PROBLEM DETAILS ▸ Go through the lines below and copy each one that holds the string "headwrap".

SOURCE DATA ▸
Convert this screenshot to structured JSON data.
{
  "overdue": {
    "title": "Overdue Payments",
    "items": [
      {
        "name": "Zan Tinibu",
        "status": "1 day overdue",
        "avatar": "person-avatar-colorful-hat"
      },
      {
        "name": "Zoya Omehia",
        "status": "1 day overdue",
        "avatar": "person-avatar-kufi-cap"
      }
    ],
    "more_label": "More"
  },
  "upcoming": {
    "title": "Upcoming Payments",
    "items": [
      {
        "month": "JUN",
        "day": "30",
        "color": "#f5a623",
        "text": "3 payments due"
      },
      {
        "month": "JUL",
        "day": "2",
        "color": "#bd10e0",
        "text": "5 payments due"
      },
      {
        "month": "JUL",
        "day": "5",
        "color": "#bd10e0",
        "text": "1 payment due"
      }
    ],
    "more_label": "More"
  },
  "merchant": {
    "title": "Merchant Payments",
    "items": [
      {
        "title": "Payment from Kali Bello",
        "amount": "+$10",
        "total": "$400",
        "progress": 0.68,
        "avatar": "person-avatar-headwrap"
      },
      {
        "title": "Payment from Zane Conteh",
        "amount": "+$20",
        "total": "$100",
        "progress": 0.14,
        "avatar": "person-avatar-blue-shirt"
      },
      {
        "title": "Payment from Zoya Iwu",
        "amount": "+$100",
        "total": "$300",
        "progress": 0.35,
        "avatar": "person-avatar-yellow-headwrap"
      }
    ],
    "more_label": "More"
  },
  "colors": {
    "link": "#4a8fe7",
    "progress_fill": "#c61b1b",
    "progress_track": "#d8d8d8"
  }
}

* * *

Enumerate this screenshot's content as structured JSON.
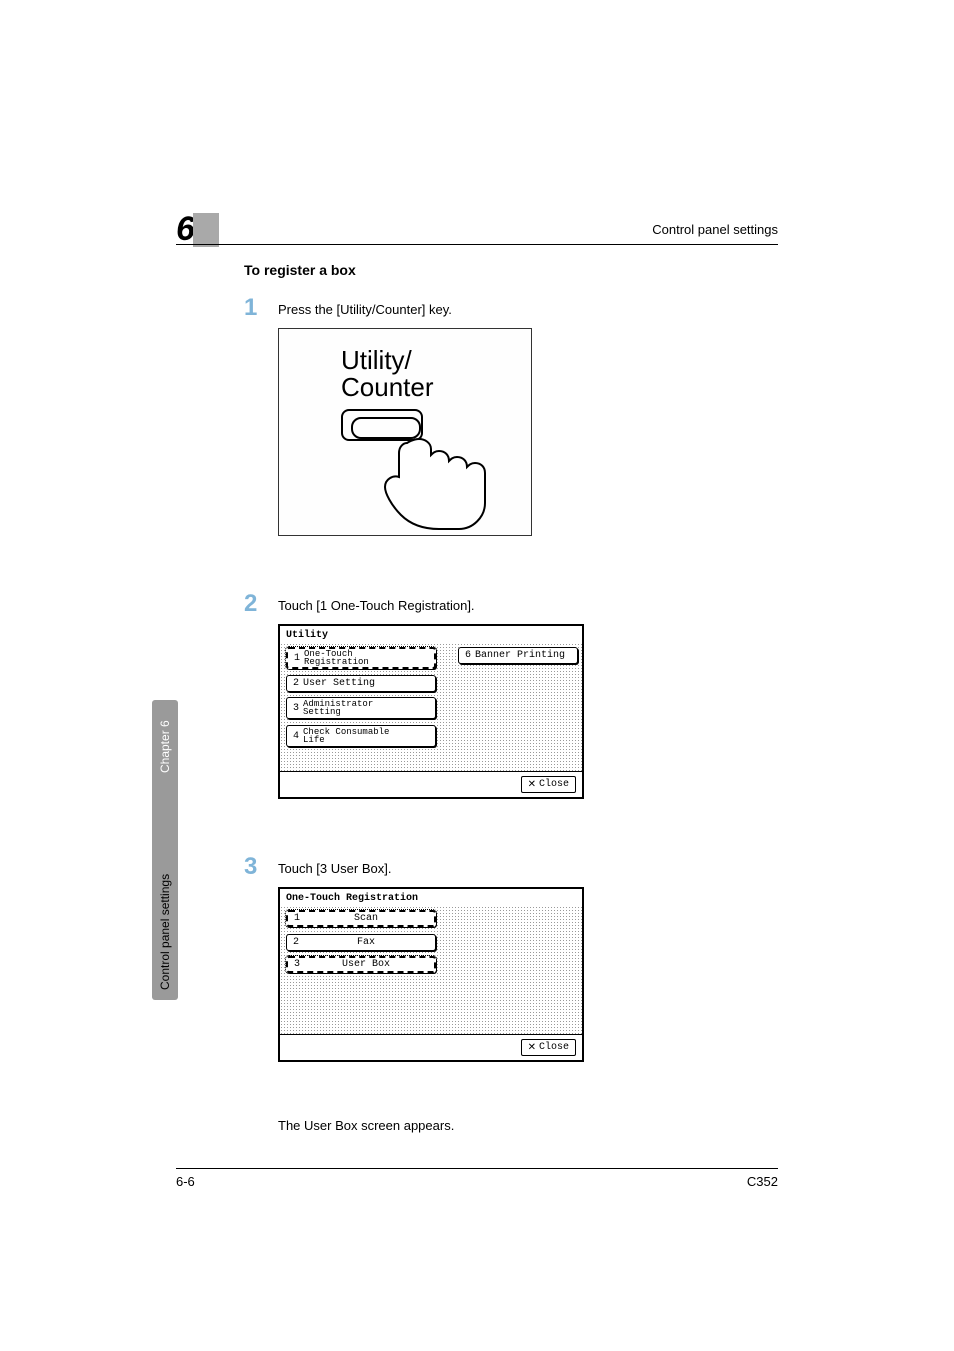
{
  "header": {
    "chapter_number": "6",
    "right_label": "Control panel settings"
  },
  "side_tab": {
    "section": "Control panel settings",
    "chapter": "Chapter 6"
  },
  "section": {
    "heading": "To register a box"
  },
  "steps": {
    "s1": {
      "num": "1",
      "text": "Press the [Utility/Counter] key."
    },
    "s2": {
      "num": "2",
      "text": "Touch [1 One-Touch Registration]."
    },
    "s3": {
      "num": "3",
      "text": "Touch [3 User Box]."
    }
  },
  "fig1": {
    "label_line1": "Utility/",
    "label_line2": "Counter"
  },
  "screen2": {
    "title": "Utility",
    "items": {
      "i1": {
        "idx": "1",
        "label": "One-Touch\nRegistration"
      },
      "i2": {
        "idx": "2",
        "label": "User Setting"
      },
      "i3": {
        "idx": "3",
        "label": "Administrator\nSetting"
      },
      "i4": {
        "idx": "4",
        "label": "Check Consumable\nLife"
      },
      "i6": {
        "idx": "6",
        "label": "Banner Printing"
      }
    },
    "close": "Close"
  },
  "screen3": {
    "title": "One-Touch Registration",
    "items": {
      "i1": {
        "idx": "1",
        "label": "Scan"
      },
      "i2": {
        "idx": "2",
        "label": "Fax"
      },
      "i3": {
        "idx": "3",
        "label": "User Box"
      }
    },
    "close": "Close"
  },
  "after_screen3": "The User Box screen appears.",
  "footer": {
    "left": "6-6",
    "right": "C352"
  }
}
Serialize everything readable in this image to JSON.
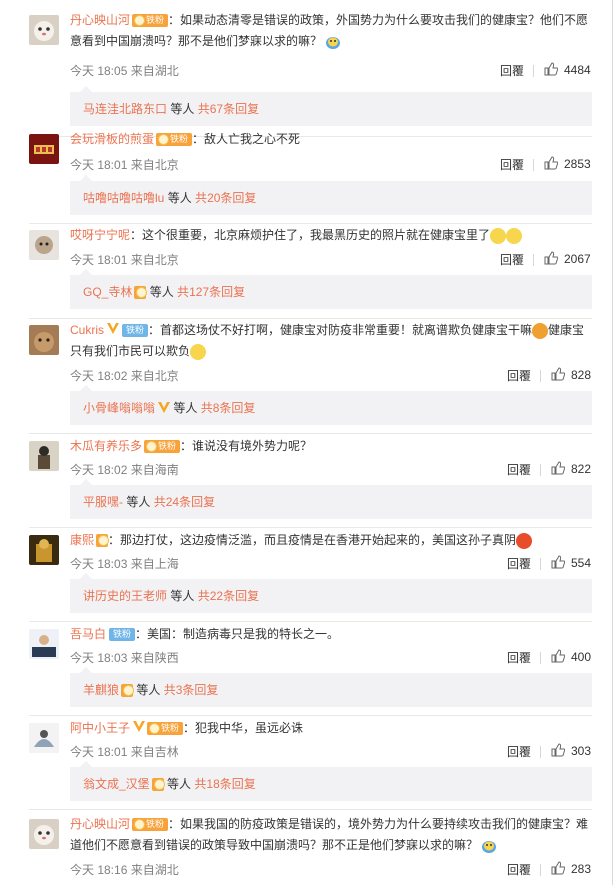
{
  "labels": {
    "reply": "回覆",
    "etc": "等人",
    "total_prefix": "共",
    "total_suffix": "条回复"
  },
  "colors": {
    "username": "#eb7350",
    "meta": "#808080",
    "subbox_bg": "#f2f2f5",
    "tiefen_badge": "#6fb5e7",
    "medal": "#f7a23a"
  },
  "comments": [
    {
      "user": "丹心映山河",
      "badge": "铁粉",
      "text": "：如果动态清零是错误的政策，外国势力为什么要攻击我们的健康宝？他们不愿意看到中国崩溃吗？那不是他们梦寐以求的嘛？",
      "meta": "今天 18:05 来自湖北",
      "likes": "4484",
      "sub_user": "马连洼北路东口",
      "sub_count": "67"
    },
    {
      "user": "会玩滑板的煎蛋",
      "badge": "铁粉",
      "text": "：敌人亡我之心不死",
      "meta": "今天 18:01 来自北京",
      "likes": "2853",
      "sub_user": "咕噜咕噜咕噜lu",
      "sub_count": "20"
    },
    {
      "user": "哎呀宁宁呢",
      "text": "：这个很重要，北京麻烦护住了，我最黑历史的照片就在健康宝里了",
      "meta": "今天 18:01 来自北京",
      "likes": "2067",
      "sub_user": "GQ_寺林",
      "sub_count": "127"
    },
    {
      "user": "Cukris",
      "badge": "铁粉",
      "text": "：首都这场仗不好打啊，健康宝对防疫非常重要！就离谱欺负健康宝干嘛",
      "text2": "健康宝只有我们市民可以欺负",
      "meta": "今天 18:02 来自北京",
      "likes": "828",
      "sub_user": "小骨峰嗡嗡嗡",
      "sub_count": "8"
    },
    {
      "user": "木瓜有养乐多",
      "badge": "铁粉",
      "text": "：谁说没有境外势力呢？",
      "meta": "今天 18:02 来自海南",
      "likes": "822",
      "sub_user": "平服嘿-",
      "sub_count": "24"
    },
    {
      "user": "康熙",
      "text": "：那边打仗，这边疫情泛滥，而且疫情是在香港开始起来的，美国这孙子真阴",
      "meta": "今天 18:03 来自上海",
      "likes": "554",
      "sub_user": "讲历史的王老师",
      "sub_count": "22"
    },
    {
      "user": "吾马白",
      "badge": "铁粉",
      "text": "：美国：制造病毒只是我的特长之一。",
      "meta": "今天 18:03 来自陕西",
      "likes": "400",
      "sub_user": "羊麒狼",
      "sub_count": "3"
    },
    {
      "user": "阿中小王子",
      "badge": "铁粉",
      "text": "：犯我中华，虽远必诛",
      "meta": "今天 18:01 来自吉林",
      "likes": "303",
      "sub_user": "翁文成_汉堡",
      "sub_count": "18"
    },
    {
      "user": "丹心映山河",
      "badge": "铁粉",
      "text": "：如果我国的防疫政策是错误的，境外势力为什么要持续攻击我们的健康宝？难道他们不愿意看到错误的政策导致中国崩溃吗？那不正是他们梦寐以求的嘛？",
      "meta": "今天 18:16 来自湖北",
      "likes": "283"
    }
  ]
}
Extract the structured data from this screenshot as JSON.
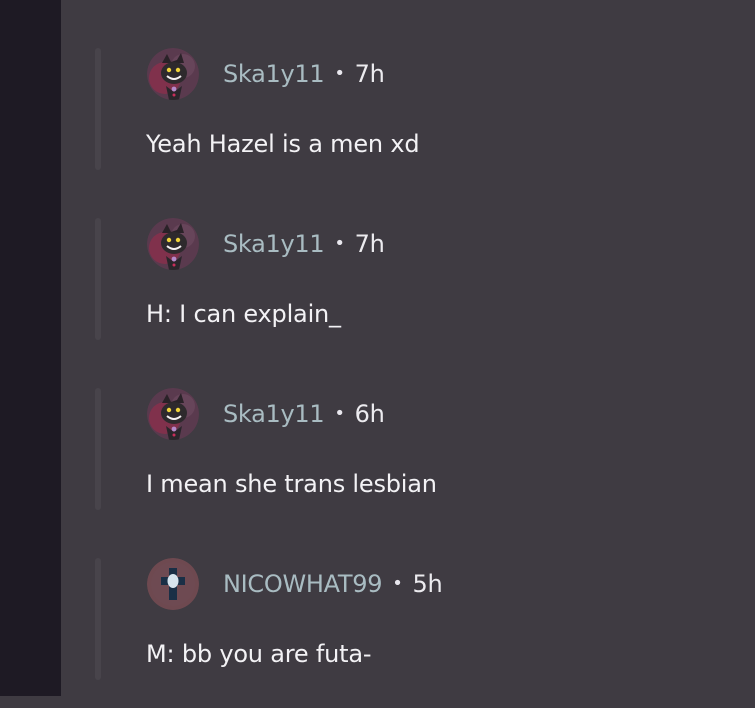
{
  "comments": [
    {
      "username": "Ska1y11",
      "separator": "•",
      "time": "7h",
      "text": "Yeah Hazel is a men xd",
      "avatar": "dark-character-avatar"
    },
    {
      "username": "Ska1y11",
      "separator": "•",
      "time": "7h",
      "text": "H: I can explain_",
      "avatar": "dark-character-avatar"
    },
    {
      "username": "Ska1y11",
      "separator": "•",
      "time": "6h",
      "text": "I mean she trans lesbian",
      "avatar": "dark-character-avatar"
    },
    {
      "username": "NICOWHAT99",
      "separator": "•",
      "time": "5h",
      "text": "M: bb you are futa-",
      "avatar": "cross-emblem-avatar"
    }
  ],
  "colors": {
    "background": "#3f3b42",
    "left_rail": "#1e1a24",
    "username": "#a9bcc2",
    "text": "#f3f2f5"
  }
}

WRITTEN SOLUTION ▸
        "avatar": "person-avatar-headwrap"
        "avatar": "person-avatar-yellow-headwrap"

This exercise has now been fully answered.